Skill gaps occur when team members do not have the necessary skills or knowledge to complete a task. This can be due to a variety of reasons, such as changes in project requirements or the introduction of new technologies. To address skill gaps, it's important to provide team members with the necessary training and resources to develop new skills. This can include formal training programs, mentorship opportunities, or on-the-job training.
Unclear requirements occur when tasks are not well-defined or there is confusion about what is expected. This can be due to a variety of reasons, such as poor communication between team members or a lack of clarity around project goals. To address unclear requirements, it's important to establish clear communication channels and to work collaboratively to define project scope and requirements. This can include holding regular meetings to discuss project goals and progress, creating detailed project plans, and establishing clear guidelines for communication and collaboration.
By identifying and addressing these common types of blockers, project managers can help ensure that projects are completed on time, within budget, and to the satisfaction of all stakeholders.
Monitoring and tracking blockers
When it comes to managing projects, it's important to have strategies in place for monitoring and tracking blockers. These obstacles can slow down progress and ultimately impact the success of the project. Here are some additional strategies that can be used to effectively monitor and track blockers:
Daily stand-up meetings (Kanban Meeting)
One effective strategy for monitoring blockers is to hold daily stand-up meetings. During these meetings, team members can share updates on their progress, identify any blockers they are currently facing, and work together to address them. This daily check-in can help ensure that everyone is on the same page and that any issues are identified and addressed in a timely manner.
It's important to note that these meetings don't have to be long or overly formal. In fact, many teams find that quick, informal check-ins work best. The key is to make sure that everyone has a chance to share updates and that any blockers are addressed before they become major issues.
Another strategy for monitoring blockers is to cluster them together on the Kanban board. By clustering related blockers together, it can be easier to identify common themes and patterns, which can help inform strategies for addressing them.
For example, if multiple team members are facing blockers related to a particular feature or component, it may be a sign that there is an issue with that aspect of the project. By identifying these patterns, the team can work together to find a solution and prevent similar blockers from occurring in the future.
Blocker metrics and analytics
Finally, tracking blocker metrics and analytics can help teams identify trends and patterns in blockages over time. By analyzing this data, teams can identify areas for improvement and adjust their processes to prevent future blockers from occurring.
For example, if the data shows that a particular team member is consistently facing blockers related to a specific task or skill, the team may need to provide additional training or support to help that team member overcome those obstacles.
Overall, by using a combination of these strategies, teams can effectively monitor and track blockers and ensure that projects stay on track and ultimately achieve success.

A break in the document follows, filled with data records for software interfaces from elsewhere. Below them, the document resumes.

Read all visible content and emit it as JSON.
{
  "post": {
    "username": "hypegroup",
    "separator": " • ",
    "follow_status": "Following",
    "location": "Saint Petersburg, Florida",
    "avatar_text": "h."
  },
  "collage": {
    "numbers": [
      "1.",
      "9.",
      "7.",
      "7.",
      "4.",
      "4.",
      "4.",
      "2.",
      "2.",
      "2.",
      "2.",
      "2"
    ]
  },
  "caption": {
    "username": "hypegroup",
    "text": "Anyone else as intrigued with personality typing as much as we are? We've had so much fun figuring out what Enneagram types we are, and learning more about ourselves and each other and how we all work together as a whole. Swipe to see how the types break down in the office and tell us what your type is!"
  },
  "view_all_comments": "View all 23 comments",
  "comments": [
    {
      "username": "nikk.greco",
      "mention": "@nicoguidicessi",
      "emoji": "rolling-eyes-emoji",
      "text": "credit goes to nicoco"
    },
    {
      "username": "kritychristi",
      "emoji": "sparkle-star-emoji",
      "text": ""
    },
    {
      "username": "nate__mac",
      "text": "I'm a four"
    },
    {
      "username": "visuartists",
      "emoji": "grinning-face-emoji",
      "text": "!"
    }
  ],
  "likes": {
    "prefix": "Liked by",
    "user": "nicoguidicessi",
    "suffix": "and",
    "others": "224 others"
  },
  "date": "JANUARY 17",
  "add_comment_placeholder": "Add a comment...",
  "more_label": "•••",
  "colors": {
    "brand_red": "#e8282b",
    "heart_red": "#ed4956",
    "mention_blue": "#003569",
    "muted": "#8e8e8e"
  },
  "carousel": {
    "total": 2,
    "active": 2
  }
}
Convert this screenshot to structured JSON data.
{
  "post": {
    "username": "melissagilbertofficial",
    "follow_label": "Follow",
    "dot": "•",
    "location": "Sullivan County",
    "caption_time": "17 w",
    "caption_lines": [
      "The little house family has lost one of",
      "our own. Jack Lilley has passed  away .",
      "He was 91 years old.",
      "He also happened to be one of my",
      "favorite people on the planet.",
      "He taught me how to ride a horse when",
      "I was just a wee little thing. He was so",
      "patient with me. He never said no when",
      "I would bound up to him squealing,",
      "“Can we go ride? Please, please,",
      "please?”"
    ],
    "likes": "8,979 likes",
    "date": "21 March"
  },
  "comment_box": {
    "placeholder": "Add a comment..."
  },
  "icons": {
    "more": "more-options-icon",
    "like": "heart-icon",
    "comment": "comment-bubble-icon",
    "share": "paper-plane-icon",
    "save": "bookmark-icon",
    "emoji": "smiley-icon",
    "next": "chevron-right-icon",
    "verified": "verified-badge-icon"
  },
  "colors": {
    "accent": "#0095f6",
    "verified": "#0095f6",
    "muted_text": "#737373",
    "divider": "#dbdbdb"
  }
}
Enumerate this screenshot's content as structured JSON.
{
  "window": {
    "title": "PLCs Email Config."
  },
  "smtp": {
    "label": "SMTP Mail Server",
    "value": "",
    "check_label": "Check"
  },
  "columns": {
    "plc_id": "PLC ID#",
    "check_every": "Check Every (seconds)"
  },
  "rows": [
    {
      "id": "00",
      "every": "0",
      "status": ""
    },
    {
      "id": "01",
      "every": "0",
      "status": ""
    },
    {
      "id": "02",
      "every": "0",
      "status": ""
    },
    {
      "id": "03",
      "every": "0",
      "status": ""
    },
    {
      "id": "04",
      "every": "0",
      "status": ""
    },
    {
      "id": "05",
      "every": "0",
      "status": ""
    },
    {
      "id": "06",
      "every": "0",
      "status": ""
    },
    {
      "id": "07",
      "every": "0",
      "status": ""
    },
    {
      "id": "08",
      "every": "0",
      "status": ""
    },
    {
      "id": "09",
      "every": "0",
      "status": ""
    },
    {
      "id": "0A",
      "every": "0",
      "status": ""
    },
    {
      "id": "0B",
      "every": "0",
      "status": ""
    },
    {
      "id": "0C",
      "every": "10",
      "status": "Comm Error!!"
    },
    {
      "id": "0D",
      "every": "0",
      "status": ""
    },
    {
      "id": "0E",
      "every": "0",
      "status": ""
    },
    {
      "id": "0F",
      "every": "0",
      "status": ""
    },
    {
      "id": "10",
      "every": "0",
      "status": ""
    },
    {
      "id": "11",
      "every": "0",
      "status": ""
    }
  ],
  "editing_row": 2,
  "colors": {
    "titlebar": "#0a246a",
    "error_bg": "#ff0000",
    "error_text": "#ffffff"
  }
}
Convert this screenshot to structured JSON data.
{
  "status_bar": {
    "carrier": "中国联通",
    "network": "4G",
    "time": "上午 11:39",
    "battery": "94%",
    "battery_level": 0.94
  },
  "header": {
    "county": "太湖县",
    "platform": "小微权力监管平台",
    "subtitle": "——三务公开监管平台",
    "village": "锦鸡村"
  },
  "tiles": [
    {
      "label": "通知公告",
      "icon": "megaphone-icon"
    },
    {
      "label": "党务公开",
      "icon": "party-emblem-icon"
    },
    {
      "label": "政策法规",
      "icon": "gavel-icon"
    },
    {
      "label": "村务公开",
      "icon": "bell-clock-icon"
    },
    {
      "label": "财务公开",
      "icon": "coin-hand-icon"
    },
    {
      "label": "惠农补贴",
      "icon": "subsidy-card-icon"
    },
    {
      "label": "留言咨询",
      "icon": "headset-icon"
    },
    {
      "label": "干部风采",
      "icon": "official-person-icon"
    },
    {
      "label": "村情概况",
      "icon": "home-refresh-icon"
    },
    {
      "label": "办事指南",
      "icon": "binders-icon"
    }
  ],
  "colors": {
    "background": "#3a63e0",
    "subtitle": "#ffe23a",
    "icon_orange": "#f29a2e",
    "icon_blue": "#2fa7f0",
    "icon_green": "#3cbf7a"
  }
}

Blockers are an inevitable aspect of any workflow system, including Kanban. However, by visualizing blockers, identifying common types of blockers, and monitoring blockers through regular communication and data analysis, teams can effectively address blockages and improve the overall performance of their Kanban system.